What is a loverboy?

Loverboy is the most frequent method of involving young women in trafficking in human beings for the purpose of sexual exploitation. The loverboy is usually a handsome or charming man who is, in reality, a pimp or a trafficker. He follows a tested model: he begins to entice the young woman with courtship, compliments, gifts, restaurants, sometimes drugs, until she falls in love with him. When she is in love and fully under his influence, he begins slowly to force her to commit petty crime or sexual “services” in the name of love. Gradually, without understanding how, the woman falls into the trap of trafficking and sexual exploitation.

Loverboy carefully chooses and researches the victim in order to be able to fulfil her dreams and offer her a solution to her problems. He creates the illusion of a romantic intimate relationship. In reality, it is about
emotional dependency, psychological and physical violence.

How can I protect myself against being involved in trafficking via the internet?

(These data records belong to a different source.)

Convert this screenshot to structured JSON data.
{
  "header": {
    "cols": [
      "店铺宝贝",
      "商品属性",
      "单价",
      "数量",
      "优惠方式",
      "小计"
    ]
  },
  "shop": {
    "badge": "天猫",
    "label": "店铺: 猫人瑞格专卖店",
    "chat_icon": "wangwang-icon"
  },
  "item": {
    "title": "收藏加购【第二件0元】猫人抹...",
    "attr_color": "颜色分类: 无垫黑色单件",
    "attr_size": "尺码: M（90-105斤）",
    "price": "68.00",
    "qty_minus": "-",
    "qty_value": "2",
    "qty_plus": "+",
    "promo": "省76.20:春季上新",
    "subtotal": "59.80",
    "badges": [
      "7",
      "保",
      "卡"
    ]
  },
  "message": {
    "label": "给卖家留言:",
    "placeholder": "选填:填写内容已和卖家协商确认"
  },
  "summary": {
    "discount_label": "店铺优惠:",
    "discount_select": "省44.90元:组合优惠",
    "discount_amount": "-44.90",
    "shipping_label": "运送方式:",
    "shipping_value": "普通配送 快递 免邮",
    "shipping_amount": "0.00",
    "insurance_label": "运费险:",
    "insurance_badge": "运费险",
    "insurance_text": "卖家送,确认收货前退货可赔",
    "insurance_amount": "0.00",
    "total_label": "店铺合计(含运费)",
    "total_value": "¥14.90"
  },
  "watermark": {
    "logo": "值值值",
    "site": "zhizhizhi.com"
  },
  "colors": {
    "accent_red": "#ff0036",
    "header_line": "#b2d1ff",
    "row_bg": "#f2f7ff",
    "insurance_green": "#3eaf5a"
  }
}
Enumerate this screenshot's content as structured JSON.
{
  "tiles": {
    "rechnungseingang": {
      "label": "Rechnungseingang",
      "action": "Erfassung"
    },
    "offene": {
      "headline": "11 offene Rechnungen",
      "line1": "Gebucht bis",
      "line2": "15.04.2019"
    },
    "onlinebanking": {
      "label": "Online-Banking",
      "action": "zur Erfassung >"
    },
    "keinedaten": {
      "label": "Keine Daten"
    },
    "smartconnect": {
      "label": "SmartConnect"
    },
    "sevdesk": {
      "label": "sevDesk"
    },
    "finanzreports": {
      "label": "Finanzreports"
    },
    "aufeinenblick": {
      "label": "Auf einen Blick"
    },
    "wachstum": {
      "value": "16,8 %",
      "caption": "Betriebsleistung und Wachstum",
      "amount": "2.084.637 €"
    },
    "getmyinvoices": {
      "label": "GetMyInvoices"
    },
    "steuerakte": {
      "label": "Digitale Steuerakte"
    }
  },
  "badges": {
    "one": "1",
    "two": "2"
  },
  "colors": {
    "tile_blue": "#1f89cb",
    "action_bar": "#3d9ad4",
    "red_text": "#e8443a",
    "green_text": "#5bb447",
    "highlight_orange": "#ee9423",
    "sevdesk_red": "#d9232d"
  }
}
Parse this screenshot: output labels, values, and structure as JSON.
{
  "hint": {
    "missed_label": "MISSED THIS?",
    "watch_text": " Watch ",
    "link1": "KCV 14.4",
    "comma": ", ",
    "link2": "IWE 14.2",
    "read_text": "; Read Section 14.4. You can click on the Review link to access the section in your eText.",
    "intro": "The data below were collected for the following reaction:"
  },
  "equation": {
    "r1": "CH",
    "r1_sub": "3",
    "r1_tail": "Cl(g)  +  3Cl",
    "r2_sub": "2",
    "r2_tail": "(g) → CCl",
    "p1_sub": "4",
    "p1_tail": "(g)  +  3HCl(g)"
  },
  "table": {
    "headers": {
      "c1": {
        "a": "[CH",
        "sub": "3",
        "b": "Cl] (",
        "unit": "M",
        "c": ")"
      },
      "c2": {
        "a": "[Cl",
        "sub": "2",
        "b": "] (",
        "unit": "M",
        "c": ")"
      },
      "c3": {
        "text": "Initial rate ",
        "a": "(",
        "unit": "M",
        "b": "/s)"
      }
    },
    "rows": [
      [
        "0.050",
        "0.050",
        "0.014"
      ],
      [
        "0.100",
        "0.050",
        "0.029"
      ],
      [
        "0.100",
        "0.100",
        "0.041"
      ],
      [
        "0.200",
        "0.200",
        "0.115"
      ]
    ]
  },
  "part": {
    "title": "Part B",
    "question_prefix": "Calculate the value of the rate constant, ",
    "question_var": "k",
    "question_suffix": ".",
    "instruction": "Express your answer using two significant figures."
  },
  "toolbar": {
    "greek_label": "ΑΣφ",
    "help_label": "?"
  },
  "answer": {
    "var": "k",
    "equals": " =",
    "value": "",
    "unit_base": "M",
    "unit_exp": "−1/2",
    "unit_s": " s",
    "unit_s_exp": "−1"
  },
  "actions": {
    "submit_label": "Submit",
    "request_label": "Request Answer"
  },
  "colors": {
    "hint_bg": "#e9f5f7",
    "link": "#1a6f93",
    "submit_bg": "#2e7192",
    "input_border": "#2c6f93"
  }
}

Over the past years, especially during the COVID-19 pandemic, traffickers have been actively using the loverboy method via the internet and manipulating their victims through online threats and blackmail. In social media, loverboys can process several victims at the same time and they easily gather information about them. Nowadays traffickers use social media as virtual catalogues: they identify their victims there, involve them in exploitation via force and online sexual blackmailing, the so called grooming and sextortion. Traffickers use the enormous quantity of information about the victims’ lives such as education, family relations, economic status, place of residence, network of friends, etc. Even the dreams, desires and problems of the potential victims are published in public posts and supported with photos and videos and, by using them, the traffickers find an easy way to their victims. In many cases, especially when children are involved in online sexual exploitation, the criminals use fake accounts and sexting, they post fake job ads and different offers in job portals the visitors trust, including sponsored posts with attractive opportunities in social media. Criminal networks often create whole websites of fake recruitment agencies and advertise them on social media making them easily accessible to a much larger number of people, including people who are not interested in working abroad.

  • Be careful about the kind of photos you post and the personal information you upload on social media. Traffickers use all online channels and social networks you use!
  • Do not communicate with strangers on the network, even if you see that they are friends of your friends.
  • Protect your accounts with strong passwords and change them every 3 months.
  • Do not use the same password for your e-mail and all of your social media.
  • Do not post personal information (including personal data) such as place of residence, place of work, favourite places/diners/restaurants, mobile phone, e-mail, etc. in your social accounts.
  • If you get into sexting (online flirting), especially with a stranger, never send your nude photos or videos.
  • Do not agree, under any pretence, to get undressed, to strip tease, to perform erotic and sexual actions in an online video conversation, especially with a stranger! Be sure that they will record you and then blackmail you with the video for money or for more photos and videos.
If something bad happens to you online, you seek help immediately at 0800 1 8676 or at the Advisory Online Safety Hotline 124 123.